Tuition fees will rise by $325 a year, over five years, beginning in fall 2012. The increase will bring the cost of full-time studies to $3,793 per year, for Quebec residents. Full-time students currently pay $2,168 a year.

While the timing is a little different, the increase is pretty much exactly what the heads of the province’s universities have been asking for.

Predictably, student groups have condemned the increase. The Association pour une solidarité syndicale étudiante, the more radical of Quebec’s two main student lobby groups, described the budget as a “declaration of war against students.”

Quebec’s Finance Minister, Raymond Bachand, told the National Assembly that the increase will return tuition fees to 1968 levels, adjusted for inflation. Tuition fees in the province have been frozen for 33 of the past 43 years.

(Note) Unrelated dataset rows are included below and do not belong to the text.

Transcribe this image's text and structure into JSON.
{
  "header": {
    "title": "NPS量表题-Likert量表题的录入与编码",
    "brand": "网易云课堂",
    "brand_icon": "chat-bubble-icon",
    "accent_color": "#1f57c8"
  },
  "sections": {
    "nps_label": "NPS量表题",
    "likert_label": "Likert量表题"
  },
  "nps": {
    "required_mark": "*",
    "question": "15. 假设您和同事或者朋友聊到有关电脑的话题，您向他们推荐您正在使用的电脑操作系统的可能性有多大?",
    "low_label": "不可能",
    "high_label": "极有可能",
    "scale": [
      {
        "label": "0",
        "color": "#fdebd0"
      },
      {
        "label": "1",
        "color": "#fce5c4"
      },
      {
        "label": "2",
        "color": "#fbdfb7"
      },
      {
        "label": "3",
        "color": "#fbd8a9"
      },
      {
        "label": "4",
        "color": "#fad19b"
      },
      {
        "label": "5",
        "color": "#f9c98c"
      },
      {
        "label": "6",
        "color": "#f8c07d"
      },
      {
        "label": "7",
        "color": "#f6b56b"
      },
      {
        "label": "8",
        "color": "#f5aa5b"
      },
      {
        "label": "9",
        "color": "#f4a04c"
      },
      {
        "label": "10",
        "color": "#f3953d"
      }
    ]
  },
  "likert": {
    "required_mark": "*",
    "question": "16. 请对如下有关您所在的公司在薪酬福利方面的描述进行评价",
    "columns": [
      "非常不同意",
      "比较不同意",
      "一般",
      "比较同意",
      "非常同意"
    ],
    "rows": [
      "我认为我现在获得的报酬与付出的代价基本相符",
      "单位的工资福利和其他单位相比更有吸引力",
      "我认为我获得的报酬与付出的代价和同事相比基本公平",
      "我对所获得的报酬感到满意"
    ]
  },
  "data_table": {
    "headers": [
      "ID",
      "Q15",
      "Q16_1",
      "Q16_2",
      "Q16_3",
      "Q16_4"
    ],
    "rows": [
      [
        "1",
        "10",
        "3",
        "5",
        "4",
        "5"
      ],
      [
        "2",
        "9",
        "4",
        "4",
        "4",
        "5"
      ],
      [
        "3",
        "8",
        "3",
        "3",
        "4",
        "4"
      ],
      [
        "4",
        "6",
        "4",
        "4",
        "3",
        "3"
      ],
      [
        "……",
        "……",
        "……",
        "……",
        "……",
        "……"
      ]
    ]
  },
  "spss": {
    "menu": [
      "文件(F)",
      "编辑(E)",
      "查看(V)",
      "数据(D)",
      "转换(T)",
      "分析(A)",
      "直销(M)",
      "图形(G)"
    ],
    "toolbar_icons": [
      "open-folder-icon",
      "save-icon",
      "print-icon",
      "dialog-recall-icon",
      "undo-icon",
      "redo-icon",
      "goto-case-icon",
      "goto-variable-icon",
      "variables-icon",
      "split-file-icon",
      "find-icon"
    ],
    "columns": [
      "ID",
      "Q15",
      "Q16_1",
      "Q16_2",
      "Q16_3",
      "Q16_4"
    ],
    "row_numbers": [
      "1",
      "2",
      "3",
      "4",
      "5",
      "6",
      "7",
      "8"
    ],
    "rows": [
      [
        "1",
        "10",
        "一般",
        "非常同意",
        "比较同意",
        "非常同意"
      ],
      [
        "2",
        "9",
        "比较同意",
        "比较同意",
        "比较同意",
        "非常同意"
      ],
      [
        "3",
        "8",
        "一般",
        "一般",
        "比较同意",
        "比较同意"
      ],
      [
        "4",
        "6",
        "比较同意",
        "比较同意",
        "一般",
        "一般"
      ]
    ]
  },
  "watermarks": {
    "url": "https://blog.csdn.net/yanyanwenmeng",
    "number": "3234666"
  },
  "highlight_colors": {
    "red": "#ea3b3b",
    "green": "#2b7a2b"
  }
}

Even after the full increase, Quebec’s tuition rates will still be 30 per cent lower than the current Canadian average, according to Bachand.

University administrators seem to be pleased with the budget, which also includes new provincial funding and measures to encourage private donations to universities.

According to Bachand, the province’s universities will have access to an additional $850 million in annual funding by 2016-17, though that figure includes an estimated increase in donations, so it may not be exactly accurate. Direct provincial funding is set to increase over the next six years, starting with a $74 million increase this year and reaching $430 million in additional funding for 2016-17.

Student aid funding is also set to increase. Student loans will remain the same and all new aid will come in the form of bursaries. The province is also reducing the contribution that parents are expected to make in student aid calculations but the student lobby has criticized this, saying that it’s really just a cost of living adjustment.

The province also intends to establish “performance targets [for universities] regarding the quality of training, student services, the graduation rate and the intensification of their research activities” as well as financial management.

All in all, it’s a very middle of the road Jean Charest government budget. Quebec’s left is criticizing things like the tuition increases for going too far, while the right is criticizing them for not going far enough.

The other key take-away is that most of the big spending that was announced today isn’t actually scheduled to happen for several years. So while the government may be saying that they’re going to increase university funding by $430 million, the funding increases won’t even be close to that level for years. Unlike tuition fees which are scheduled to increase at a steady rate, the increase in university funding starts off slowly, with the biggest jump planned for 2014-2015.

My final thought on the budget, and this is a bit of an aside, is that despite its faults, the Quebec government does an excellent job of making public documents easily available online. By 4 p.m., the time Bachand’s speech to the National Assembly began, all the budget documents were available online in English and French.